Work out how many lines of the listing hold the string "EURUSD", then answer with that number and nothing else.

==============================

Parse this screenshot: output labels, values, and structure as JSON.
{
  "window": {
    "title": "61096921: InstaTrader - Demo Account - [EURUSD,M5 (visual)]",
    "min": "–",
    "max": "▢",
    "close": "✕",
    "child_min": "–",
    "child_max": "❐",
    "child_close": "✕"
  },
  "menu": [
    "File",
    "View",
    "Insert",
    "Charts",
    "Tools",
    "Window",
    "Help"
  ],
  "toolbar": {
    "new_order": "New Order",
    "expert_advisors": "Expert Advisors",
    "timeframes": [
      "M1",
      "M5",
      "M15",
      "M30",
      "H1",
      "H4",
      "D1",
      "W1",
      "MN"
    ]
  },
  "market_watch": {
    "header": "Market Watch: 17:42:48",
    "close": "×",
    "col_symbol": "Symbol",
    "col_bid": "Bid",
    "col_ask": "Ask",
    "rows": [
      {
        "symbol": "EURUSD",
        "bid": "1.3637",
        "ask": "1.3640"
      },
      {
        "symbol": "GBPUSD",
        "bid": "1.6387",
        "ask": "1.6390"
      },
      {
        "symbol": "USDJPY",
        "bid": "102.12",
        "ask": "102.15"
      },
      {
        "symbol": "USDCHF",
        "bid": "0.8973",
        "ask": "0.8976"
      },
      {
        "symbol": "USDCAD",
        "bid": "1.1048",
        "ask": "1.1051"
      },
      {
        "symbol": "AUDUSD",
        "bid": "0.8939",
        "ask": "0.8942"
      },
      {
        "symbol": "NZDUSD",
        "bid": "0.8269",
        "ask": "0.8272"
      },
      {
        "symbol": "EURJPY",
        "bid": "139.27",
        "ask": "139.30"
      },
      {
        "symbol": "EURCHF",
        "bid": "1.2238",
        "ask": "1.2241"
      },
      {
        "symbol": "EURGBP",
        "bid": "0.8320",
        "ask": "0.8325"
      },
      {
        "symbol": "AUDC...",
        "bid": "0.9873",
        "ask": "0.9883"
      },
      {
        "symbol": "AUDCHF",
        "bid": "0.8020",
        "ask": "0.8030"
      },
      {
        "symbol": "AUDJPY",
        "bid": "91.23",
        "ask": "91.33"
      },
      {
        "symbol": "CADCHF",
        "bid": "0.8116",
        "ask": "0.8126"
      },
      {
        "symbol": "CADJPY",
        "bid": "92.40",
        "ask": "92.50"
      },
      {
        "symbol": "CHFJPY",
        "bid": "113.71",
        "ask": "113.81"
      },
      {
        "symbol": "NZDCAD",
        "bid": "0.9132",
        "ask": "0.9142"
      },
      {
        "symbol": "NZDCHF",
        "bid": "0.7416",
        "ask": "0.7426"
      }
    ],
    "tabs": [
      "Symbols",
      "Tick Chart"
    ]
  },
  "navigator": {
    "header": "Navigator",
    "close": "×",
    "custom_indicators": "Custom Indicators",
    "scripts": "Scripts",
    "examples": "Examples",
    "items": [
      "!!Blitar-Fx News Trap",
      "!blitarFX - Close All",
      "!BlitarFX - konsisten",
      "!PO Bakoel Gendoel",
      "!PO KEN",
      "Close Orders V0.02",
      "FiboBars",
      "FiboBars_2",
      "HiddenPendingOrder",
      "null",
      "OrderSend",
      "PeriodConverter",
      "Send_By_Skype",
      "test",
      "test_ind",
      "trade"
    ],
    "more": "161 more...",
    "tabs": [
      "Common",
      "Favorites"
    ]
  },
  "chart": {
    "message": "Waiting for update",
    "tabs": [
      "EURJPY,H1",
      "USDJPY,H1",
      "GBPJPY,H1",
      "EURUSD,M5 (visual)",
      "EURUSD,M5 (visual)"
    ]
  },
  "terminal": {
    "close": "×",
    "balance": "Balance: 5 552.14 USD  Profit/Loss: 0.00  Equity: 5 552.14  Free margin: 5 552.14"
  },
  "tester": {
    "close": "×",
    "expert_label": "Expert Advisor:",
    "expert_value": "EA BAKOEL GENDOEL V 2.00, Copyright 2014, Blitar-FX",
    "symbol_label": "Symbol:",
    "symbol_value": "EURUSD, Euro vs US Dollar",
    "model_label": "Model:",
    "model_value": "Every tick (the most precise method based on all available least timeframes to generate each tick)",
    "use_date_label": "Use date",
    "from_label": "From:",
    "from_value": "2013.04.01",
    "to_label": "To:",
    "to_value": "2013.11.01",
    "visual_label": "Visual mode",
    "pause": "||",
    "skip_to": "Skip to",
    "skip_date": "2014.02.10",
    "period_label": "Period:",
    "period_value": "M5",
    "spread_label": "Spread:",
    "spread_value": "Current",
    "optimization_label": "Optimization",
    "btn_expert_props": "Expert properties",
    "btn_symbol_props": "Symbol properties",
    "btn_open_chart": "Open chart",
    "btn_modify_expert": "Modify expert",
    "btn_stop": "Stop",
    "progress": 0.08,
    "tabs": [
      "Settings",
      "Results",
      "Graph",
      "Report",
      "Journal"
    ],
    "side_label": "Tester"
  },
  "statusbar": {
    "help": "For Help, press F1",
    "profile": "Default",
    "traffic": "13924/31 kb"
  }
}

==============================

TASK SOLUTION:
5